One Marshall University professor thinks text messaging is a tool to reach college students across the country. Dr. Kay Swartzelder is an Assistant Professor in the College of Health Professions School of Nursing. She said the idea just made sense, to tap into one of the most used methods of media consumption that students use, their smart phones and text messaging.
“I look at it as students are our customers, it’s our job and as a professional I want to get my message to the students the best way and students learn different whether we like it or not,” Swartzwelder said.
But they don’t, said Swartzwelder. According to Swartzwelder the typical millennial, the term used for the age group that students make up, doesn’t learn in the old fashioned way. She said they no longer thrive in a setting that includes sitting in a classroom listening to lectures and taking notes. She said they are very interactive and are constantly consuming media at each turn.
“The students are changing, they multi-task, they are always doing 3 or 4 things at a time even when they are studying, they’re texting and listening to music,” Swartzwelder said.
So Swartzwelder said she found a program that will allow her to send a mass text to a group of students. Her idea was to examine an online class she was teaching by separating the groups in the class. One group did things the traditional way, by responding discussion prompts on a message board each week. The other 60 students received text messages too. Students replied in a text through an application on their phone. While the overall test scores haven’t shown a substantial improvement Swartzwelder said the response discussions how a more attentive group of students.
"I look at it as students are our customers, it's our job and as a professional I want to get my message to the students the best way and students learn different whether we like it or not," Swartzwelder said.
The professor of nursing says the next step is using programs like poll in conjunction with the text messaging. Much like the widely used clicker programs found in new smart classrooms that allow students to select A,B,C, or D for an answer to a question and then see the percentages for each answer, the poll everywhere program allows students to respond using texting on their phone. Swartzwelder said it’s about finding new ways to help students learn the material.

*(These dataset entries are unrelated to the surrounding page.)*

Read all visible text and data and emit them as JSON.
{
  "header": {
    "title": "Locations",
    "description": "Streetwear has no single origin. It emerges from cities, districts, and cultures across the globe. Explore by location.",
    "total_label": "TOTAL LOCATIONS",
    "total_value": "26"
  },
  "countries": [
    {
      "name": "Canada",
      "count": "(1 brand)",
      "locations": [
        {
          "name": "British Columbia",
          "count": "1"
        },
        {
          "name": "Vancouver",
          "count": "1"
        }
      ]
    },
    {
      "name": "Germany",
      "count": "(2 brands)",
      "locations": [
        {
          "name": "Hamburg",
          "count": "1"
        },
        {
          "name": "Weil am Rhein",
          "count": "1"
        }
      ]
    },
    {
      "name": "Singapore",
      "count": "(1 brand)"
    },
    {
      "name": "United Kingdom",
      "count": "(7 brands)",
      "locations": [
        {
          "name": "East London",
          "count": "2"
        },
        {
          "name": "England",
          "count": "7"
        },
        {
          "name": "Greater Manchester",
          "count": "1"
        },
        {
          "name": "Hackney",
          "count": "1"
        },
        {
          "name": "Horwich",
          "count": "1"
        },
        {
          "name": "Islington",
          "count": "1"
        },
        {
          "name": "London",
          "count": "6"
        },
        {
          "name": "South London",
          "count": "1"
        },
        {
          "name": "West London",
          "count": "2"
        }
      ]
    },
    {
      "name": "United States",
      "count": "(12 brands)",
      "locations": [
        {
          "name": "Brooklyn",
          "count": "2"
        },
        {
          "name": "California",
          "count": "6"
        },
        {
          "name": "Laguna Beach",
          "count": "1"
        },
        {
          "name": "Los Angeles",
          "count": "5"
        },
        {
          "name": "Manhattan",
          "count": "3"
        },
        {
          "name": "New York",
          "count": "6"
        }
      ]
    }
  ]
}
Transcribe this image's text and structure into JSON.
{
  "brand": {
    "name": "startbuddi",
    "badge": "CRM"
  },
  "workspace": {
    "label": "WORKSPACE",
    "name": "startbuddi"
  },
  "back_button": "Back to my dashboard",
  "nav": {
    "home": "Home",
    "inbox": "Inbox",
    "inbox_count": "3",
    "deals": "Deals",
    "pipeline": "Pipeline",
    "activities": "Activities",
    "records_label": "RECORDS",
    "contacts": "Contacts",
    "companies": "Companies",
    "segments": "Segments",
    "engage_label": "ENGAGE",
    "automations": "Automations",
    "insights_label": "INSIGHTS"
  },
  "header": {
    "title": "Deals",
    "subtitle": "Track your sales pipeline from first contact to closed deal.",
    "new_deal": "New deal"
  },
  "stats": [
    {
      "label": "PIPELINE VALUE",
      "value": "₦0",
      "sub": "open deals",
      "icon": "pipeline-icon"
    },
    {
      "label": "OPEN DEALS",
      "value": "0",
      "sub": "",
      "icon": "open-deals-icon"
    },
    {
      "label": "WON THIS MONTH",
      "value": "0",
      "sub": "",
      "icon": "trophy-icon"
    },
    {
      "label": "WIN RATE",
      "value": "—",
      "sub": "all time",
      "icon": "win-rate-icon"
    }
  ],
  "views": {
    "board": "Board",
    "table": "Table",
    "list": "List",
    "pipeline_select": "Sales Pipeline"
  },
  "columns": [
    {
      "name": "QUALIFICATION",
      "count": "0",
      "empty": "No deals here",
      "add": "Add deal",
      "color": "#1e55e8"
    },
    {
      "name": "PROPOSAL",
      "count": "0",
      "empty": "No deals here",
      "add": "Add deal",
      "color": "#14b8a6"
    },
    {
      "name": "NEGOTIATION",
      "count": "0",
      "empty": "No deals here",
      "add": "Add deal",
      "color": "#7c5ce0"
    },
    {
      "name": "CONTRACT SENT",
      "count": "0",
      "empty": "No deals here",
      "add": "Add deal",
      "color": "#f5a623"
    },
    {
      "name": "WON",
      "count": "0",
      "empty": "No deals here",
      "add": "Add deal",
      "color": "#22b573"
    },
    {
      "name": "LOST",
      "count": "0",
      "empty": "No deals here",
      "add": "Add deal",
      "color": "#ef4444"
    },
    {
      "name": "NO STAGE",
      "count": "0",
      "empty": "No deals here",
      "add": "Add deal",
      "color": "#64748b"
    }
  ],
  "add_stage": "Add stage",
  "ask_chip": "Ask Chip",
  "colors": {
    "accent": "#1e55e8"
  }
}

Swartzwelder’s paper “Examing the Efect of Texting on Students’ Perception of Learning” has been accepted for publication in Nursing Education Perspectives.